Standing in front of the Tafilalt Oasis, it was hard to understand how anyone had called this an oasis. I tend to think of an oasis as a small patch of greenery given life by an equally small source of water. As far as my eyes could see there was green. And when I say green, I mean green in all its infinite shades of green. It was as if someone had taken a great green comforter and thrown it across the deep canyon. Now, as the sun was setting, those canyon walls threw a golden hue across the whole landscape. No person or guidebook had prepared me for this view.
Everyone who comes to Morocco visits Marrakesh and Fez. They explore their medieval alleys of ancient medinas, packed with donkeys, traders and the scents of Africa. They discover precariously-positioned kasbahs, those walled fortress dating back centuries and used to keep watch on intruders. Often times, an entire village lived within its walls. Many kasbahs are now abandoned but not all and we always make sure that you can go inside one and wander through a maze of corridors and empty rooms with a lavishly decorated interior.
But here at the edge of the desert, it felt different. The Ziz River cuts its way through this lush landscape from the river’s fertile beginnings at Meski to a climax amid the rolling sand dunes of Merzouga where I would soon be heading. Although only crumbling walls remain, Sijilmassa had grown wealthy as a gold-trade-route city in the Middle Ages. Excavations have shown that the city once had a bustling ceramics industry and an intricate irrigation system. It was easy to imagine the caravans that had passed through, no doubt overjoyed to see this land of green.
Nestled against the sides of the canyon walls were the mud-baked houses with their flat roofs. Peering down I could see a young boy on a donkey slowly moving. His body was jostling from side to side with the donkey’s gait. They stopped, and I could see the boy take out six red plastic canisters that he filled from a modern well, conspicuously ugly against this timeless landscape. After the boy completed his task, he spent some time attaching the canisters to the donkey. I watched as the donkey, burdened down by the weight of the water, struggled to move forward. On the return, the boy walked alongside his donkey, presumably having decided that the donkey should be spared his weight.
They are the beasts of burden that allow everything to be transported in every souk in every Moroccan city. As I watched the donkey below me, struggling with his burden but never once complaining or stalling, it occurred to me that we did a great discredit to our images of this animal.
What I saw in these small beasts was bravery, loyalty, and an inner strength that was hard to fathom.
It became clear that Moroccans valued their donkeys.

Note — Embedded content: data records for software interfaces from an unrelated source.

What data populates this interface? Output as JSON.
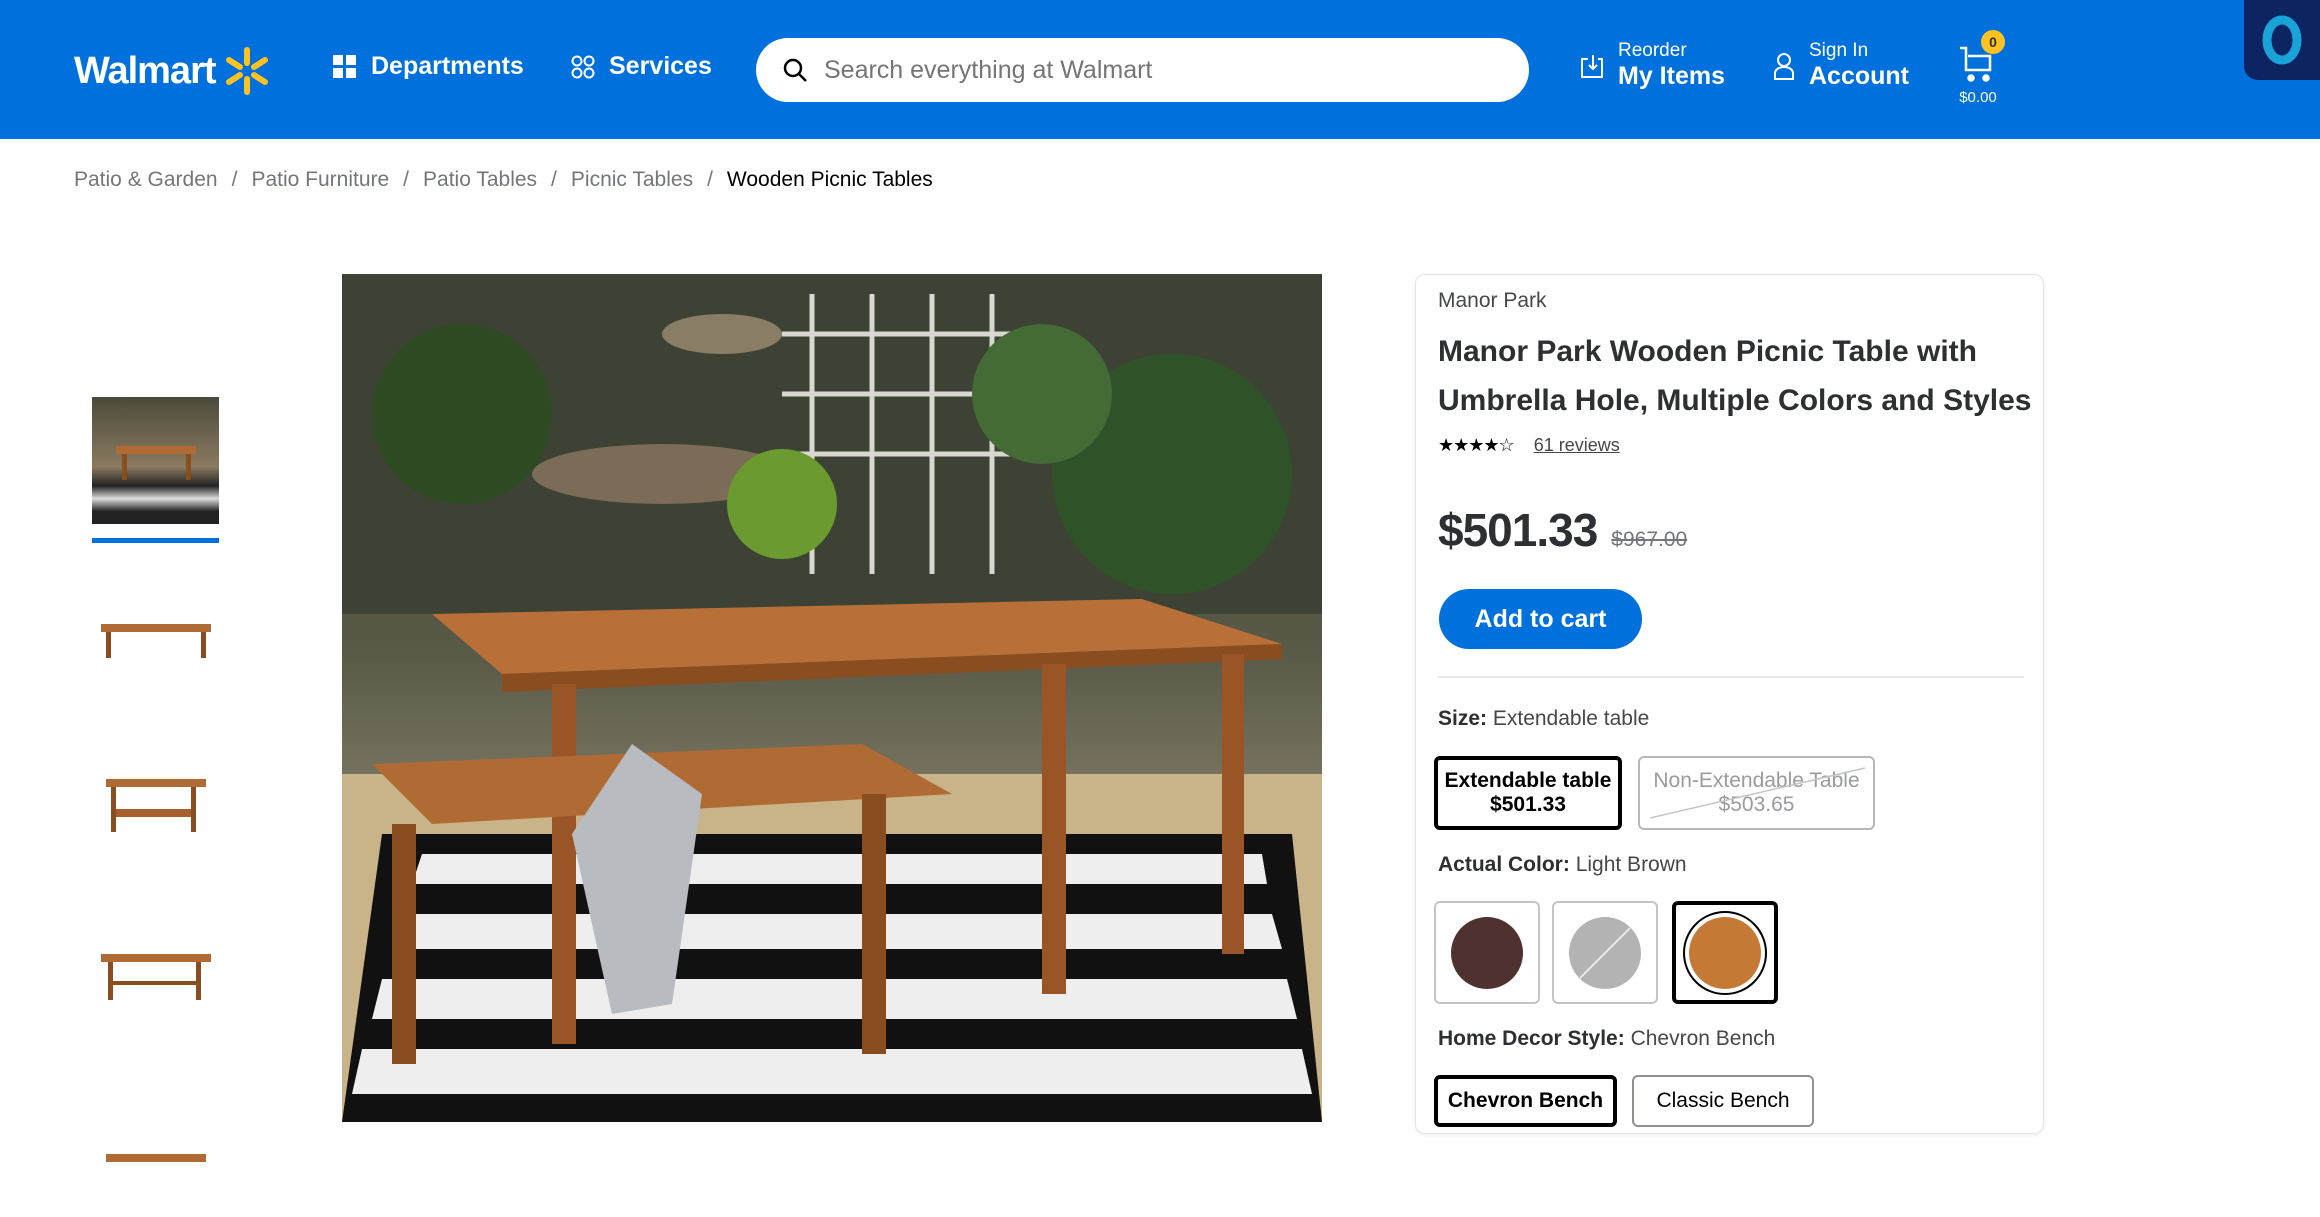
{
  "header": {
    "logo": "Walmart",
    "departments": "Departments",
    "services": "Services",
    "search_placeholder": "Search everything at Walmart",
    "reorder_small": "Reorder",
    "reorder_big": "My Items",
    "signin_small": "Sign In",
    "signin_big": "Account",
    "cart_count": "0",
    "cart_total": "$0.00",
    "brand_color": "#0071dc",
    "spark_color": "#ffc220"
  },
  "breadcrumb": [
    "Patio & Garden",
    "Patio Furniture",
    "Patio Tables",
    "Picnic Tables",
    "Wooden Picnic Tables"
  ],
  "product": {
    "brand": "Manor Park",
    "title_line1": "Manor Park Wooden Picnic Table with",
    "title_line2": "Umbrella Hole, Multiple Colors and Styles",
    "rating": 4,
    "rating_max": 5,
    "reviews": "61 reviews",
    "price": "$501.33",
    "was_price": "$967.00",
    "add_to_cart": "Add to cart",
    "size": {
      "label": "Size:",
      "value": "Extendable table",
      "options": [
        {
          "name": "Extendable table",
          "price": "$501.33",
          "selected": true
        },
        {
          "name": "Non-Extendable Table",
          "price": "$503.65",
          "unavailable": true
        }
      ]
    },
    "color": {
      "label": "Actual Color:",
      "value": "Light Brown",
      "swatches": [
        {
          "color": "#4f3230"
        },
        {
          "color": "#b3b3b3",
          "unavailable": true
        },
        {
          "color": "#c47a35",
          "selected": true
        }
      ]
    },
    "style": {
      "label": "Home Decor Style:",
      "value": "Chevron Bench",
      "options": [
        {
          "name": "Chevron Bench",
          "selected": true
        },
        {
          "name": "Classic Bench"
        }
      ]
    }
  }
}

For example, a few days before in Fez, I had stopped at the American Fondouk. This non-profit which opened in 1927 provides free medical care for the donkeys of Fez. My husband had been cynical before entering the fondouk, asking “Why help animals when there are people that need help?” Any doubt about the usefulness of their work was quickly dispelled as we watched the dedicated team in action.
People had walked for miles to bring in their sick donkeys and we watched as the staff evaluated each animal. What struck us was the care that each owner showed towards their animals. We saw genuine love as they held on to their donkeys unwilling to leave them.
Talking to Naima, one of the vets, I learned that often families will want to camp in the center unwilling to leave their animals alone. The camels stood patiently as they were treated. They did not flinch and they did not bray. It was as if they knew someone was trying to help them. I saw one old man, almost in tears as he left his donkey. Getting close to the exit, he returned one last time to say goodbye to his beloved beast – the beast that gave him a life.
As the sun set, I watched the boy and his donkey disappear into a house. We continued on our way to the sand dunes where a comfortable tent awaited us. As we arrived there were four beasts of burden, not donkeys this time, but camels ready to take us on the next leg of our journey. Their long, thin legs plodded across the Sahara, that store-house desert of infinite mysteries and a rich bio-diversity.
That night as we sat around a fire listening to the sounds of Berber music surrounded by towering dunes, I wondered about the future of the donkey in Morocco and what might happen to the country’s soul if donkeys became redundant in the name of development.